Wednesday, 17 February 2016
Sowing parsnip seeds in loo roll inner tubes
My packets of parsnip seeds say they can be sown from February.
My packets of parsnip seeds have obviously NOT looked at the weather we have had over the last couple of weeks. Winter has thrown every conceivable form of horrible weather at us - rain, sleet, snow, frost and really strong winds ....meaning that the soil is still cold and very wet and if I were to sow parsnips seeds they would most likely not germinate. This is not a veg patch ready for seed sowing of any sort:
Ideally to get large parsnip roots you need a long growing season so what do you do to achieve this when the soil isn't ready for early sowings? As parsnips are a root crop they do not take kindly to being transplanted therefore starting them off in seeds trays in a warmer place is not an option ... but there is a variation that does work: sowing them in long biodegradable pots where you plant out the whole thing in the ground when soil conditions are better and the pot rots away leaving the parsnip root to grow on undisturbed. However these biodegradable pots are quite expensive so why not use the next best thing .... that's free too ... loo roll inner tubes.
You simply stand the inner tubs in a plastic container of some sort and add compost. Parsnip seeds are big enough to allow you to sow one per tube and then cover with about a centimetre of compost.

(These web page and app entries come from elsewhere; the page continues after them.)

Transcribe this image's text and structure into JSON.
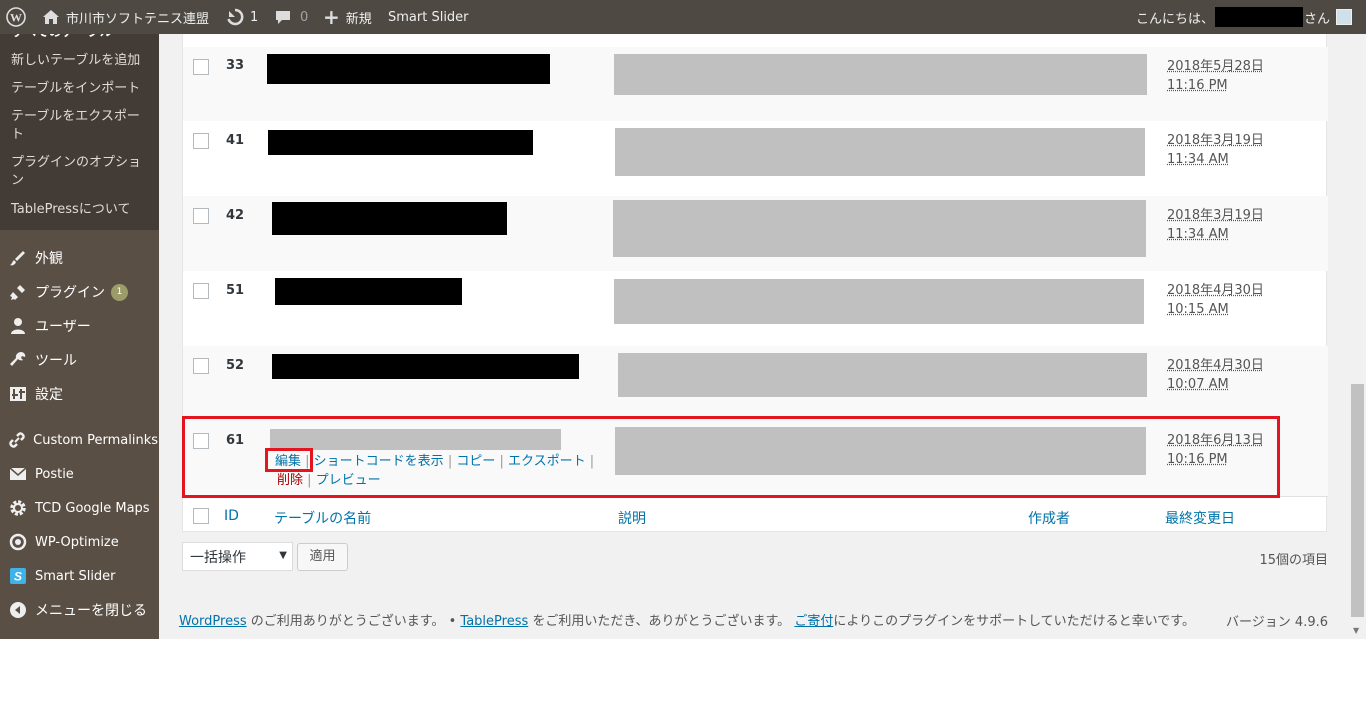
{
  "adminbar": {
    "site_name": "市川市ソフトテニス連盟",
    "updates_count": "1",
    "comments_count": "0",
    "new_label": "新規",
    "plugin_label": "Smart Slider",
    "greeting": "こんにちは、",
    "greeting_suffix": "さん"
  },
  "sidebar": {
    "partial_item": "すべてのテーブル",
    "submenu": [
      "新しいテーブルを追加",
      "テーブルをインポート",
      "テーブルをエクスポート",
      "プラグインのオプション",
      "TablePressについて"
    ],
    "menu": [
      {
        "label": "外観",
        "icon": "appearance-icon"
      },
      {
        "label": "プラグイン",
        "icon": "plugins-icon",
        "badge": "1"
      },
      {
        "label": "ユーザー",
        "icon": "users-icon"
      },
      {
        "label": "ツール",
        "icon": "tools-icon"
      },
      {
        "label": "設定",
        "icon": "settings-icon"
      },
      {
        "label": "Custom Permalinks",
        "icon": "link-icon"
      },
      {
        "label": "Postie",
        "icon": "mail-icon"
      },
      {
        "label": "TCD Google Maps",
        "icon": "gear-icon"
      },
      {
        "label": "WP-Optimize",
        "icon": "optimize-icon"
      },
      {
        "label": "Smart Slider",
        "icon": "smart-slider-icon"
      },
      {
        "label": "メニューを閉じる",
        "icon": "collapse-icon"
      }
    ]
  },
  "table": {
    "rows": [
      {
        "id": "33",
        "date": "2018年5月28日",
        "time": "11:16 PM"
      },
      {
        "id": "41",
        "date": "2018年3月19日",
        "time": "11:34 AM"
      },
      {
        "id": "42",
        "date": "2018年3月19日",
        "time": "11:34 AM"
      },
      {
        "id": "51",
        "date": "2018年4月30日",
        "time": "10:15 AM"
      },
      {
        "id": "52",
        "date": "2018年4月30日",
        "time": "10:07 AM"
      },
      {
        "id": "61",
        "date": "2018年6月13日",
        "time": "10:16 PM"
      }
    ],
    "row_actions": {
      "edit": "編集",
      "shortcode": "ショートコードを表示",
      "copy": "コピー",
      "export": "エクスポート",
      "delete": "削除",
      "preview": "プレビュー"
    },
    "headers": {
      "id": "ID",
      "name": "テーブルの名前",
      "description": "説明",
      "author": "作成者",
      "modified": "最終変更日"
    }
  },
  "bulk": {
    "selected": "一括操作",
    "apply": "適用"
  },
  "item_count": "15個の項目",
  "footer": {
    "wp_link": "WordPress",
    "text1": " のご利用ありがとうございます。 • ",
    "tp_link": "TablePress",
    "text2": " をご利用いただき、ありがとうございます。 ",
    "donate_link": "ご寄付",
    "text3": "によりこのプラグインをサポートしていただけると幸いです。",
    "version": "バージョン 4.9.6"
  },
  "colors": {
    "highlight_red": "#e3151f",
    "link_blue": "#0073aa",
    "adminbar": "#4f4943",
    "sidebar": "#5a4f45"
  }
}
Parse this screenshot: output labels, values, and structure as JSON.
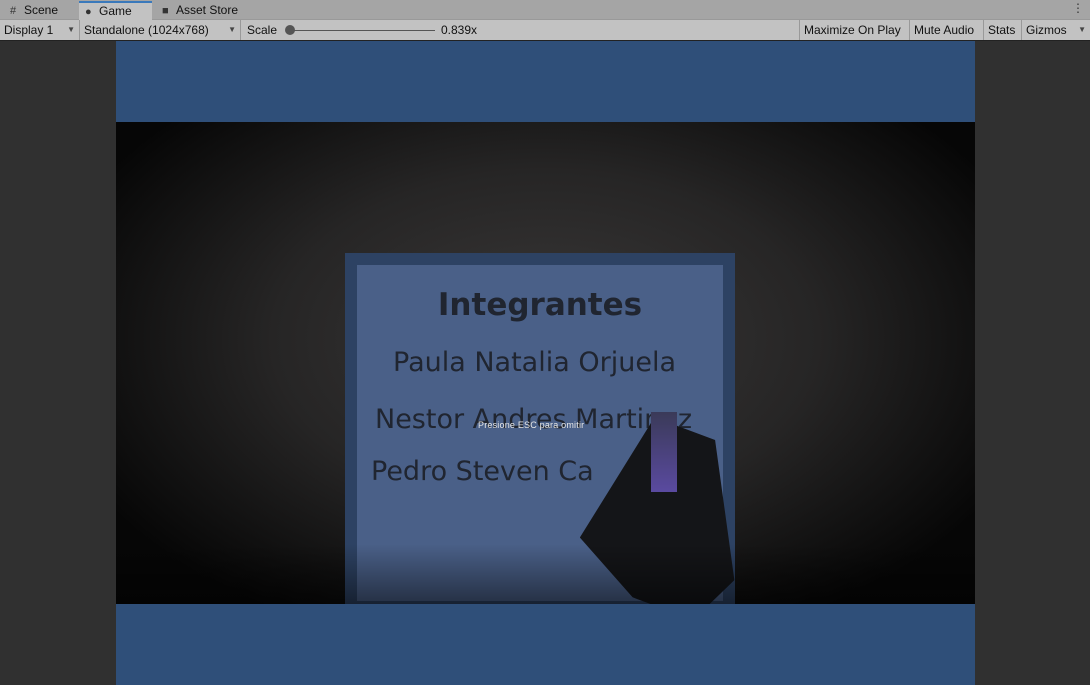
{
  "tabs": [
    {
      "label": "Scene",
      "icon": "grid-icon"
    },
    {
      "label": "Game",
      "icon": "gamepad-icon",
      "active": true
    },
    {
      "label": "Asset Store",
      "icon": "shopping-bag-icon"
    }
  ],
  "toolbar": {
    "display": "Display 1",
    "resolution": "Standalone (1024x768)",
    "scale_label": "Scale",
    "scale_value": "0.839x",
    "maximize": "Maximize On Play",
    "mute": "Mute Audio",
    "stats": "Stats",
    "gizmos": "Gizmos"
  },
  "game": {
    "title": "Integrantes",
    "names": [
      "Paula Natalia Orjuela",
      "Nestor Andres Martinez",
      "Pedro Steven Ca"
    ],
    "skip_hint": "Presione ESC para omitir"
  },
  "colors": {
    "viewport_bg": "#2f4f79",
    "editor_bg": "#303030"
  }
}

Water sparingly if the compost is dry and place somewhere warm to germinate. Even when warm parsnips seeds can take a while to germinate so be patient. Oh and always buy your seed fresh each year as parsnips seeds do not keep well and most will not germinate from an open packet left over from the year before.

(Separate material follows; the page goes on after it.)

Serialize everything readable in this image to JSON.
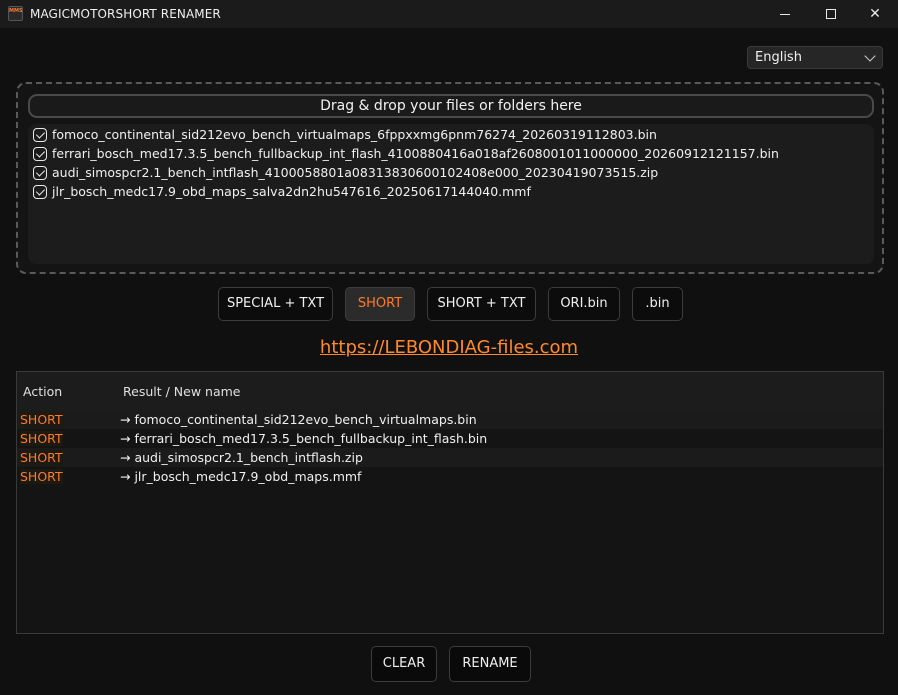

After germination move them to a greenhouse/polytunnel to grow on and once the weather improves and the soil warms up and dries out you can transplant the whole tube in rows leaving 10-15cm between each one.
This method also works for other vegetables with long roots or which do not like being transplanted e.g. sweetcorn and flowers such as sweet peas. However it'll be a while before I start my sweetcorn off as, unlike parsnips, they will not stand cold weather.
In other news luckily cabbages are frost/snow hardy!
If you fancy giving this method a go why not pin me for future reference?
How are things in your garden? Have you sown anything yet or is winter still firmly in charge? Oh and if you are wondering why on earth you'd want to be out gardening at this time of year why not have a look at this blog post I wrote about the advantages of growing your own fruit and veg. It might inspire you!